Anyway, that’s enough wildlife gossip. What surprised me most of all was that in spite of our sceptical and irreligious culture, someone had built a little shrine in memory of their mother, on the edge of the brook and opposite the well. It gave us all cause for a moment of contemplative silence.

Having dipped my toes into the water, an unexpected turn.

The steps leading down to St Non’s Well.

You might justifiably think that this post is a fragment that escaped too soon. But I reached the last two words – “I did” – and felt strongly that I should stop before wading into a pointless attempt to explain or justify what happened. The previous post – “Suspend disbelief – dip toe in water” – gives more detail and sets the scene.

You are not here to verify,
Instruct yourself, or inform curiosity
Or carry report. You are here to kneel
Where prayer has been valid.

TS Eliot – from “Little Gidding”

So since I’ve been mentioning St Non, I owe an explanation of her place in history, which won’t take long since almost nothing reliable is known about her except that she was the mother of St David and legend has it that she gave birth to him on a clifftop in the midst of a thunderstorm near the place where the ruins of an original chapel and the well can now be found. As supernatural endorsements go I suppose that’s a ten out of ten. I always assumed that this birth took place amidst the shrubs and bracken but I have seen a suggestion that she might have been living in a cottage there. Most of the other stories about her emerged during the next 500 years and were catalogued by Rhyfarch around 1095 – five centuries later. What’s undeniably true is that this became a place of pilgrimage quite soon after her death and continues to attract pilgrims even in this secular age when, from my own experience, most walkers fail to notice the well and go straight to the chapel ruins where they take a photo and walk on. There’s a modern chapel nearby which was built in the 1930’s and includes a good deal of ecclesiastical archaeology recovered from the area and built into the unusual altar.
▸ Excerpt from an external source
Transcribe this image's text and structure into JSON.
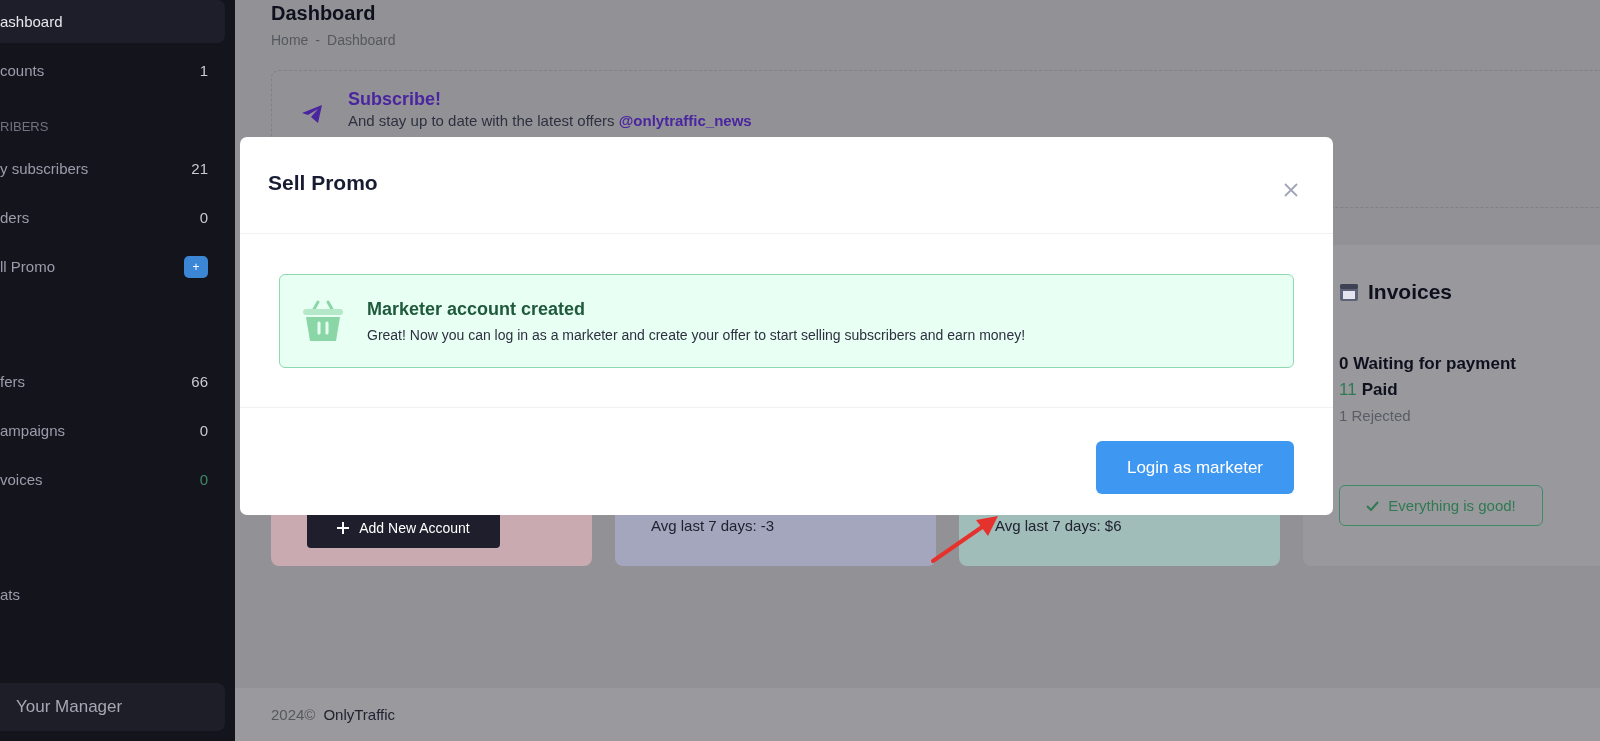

The chapel seems to be used only for occasional weddings now. For me, neither the modern chapel nor the ancient ruins hold much attraction; but the well is different.

I’ve been fascinated by and drawn to wells ever since I was a schoolboy. I would pore over the local OS map and search them out. My first ever was St Aldhelm’s well near Syston which turned out to be a fairly miserable puddle but which was reputed to be good for healing eye complaints. Wells, springs and resurgences – perhaps because their water appears to come from nowhere – have a naturally mysterious quality. As for the links between wells and saints, my best guess is that it’s metaphorical and poetic rather than factual. What’s really important is the capacity of the water, emerging from the unknown, to evoke a change of mood, a kind of meditative openness – if only the pilgrim allows it.

The logical, scientific mind would have none of this of course. “So Dave, your supposedly healing well is dedicated to a saint who probably had nothing to do with it and probably never visited it. Furthermore we now understand exactly how the water, falling as rain, percolates through the ground and emerges at the well, and the supposedly healing properties of the water cannot be identified by the most detailed analysis.” and I would reply “Every word you say is true; but in such a limited way you miss the point altogether. The well, the stories of saints and the water are nothing more than the setting in which the real work is a kind of silent dialogue between the pilgrim and what one 15th century Christian mystic called “The cloud of unknowing”.

No-one knows or ever could know what the emerging water says, because – in exactly the approach of Taoism, Zen Buddhism, Christian mysticism and almost any other religious tradition – the Word – is only heard in the silence when every preconception, theological assumption or personal pleading is put aside. All of which was a rather long winded answer to the question – “Did your ankle get better?” – Well, thanks for asking – but no, not really. On the other hand I did.”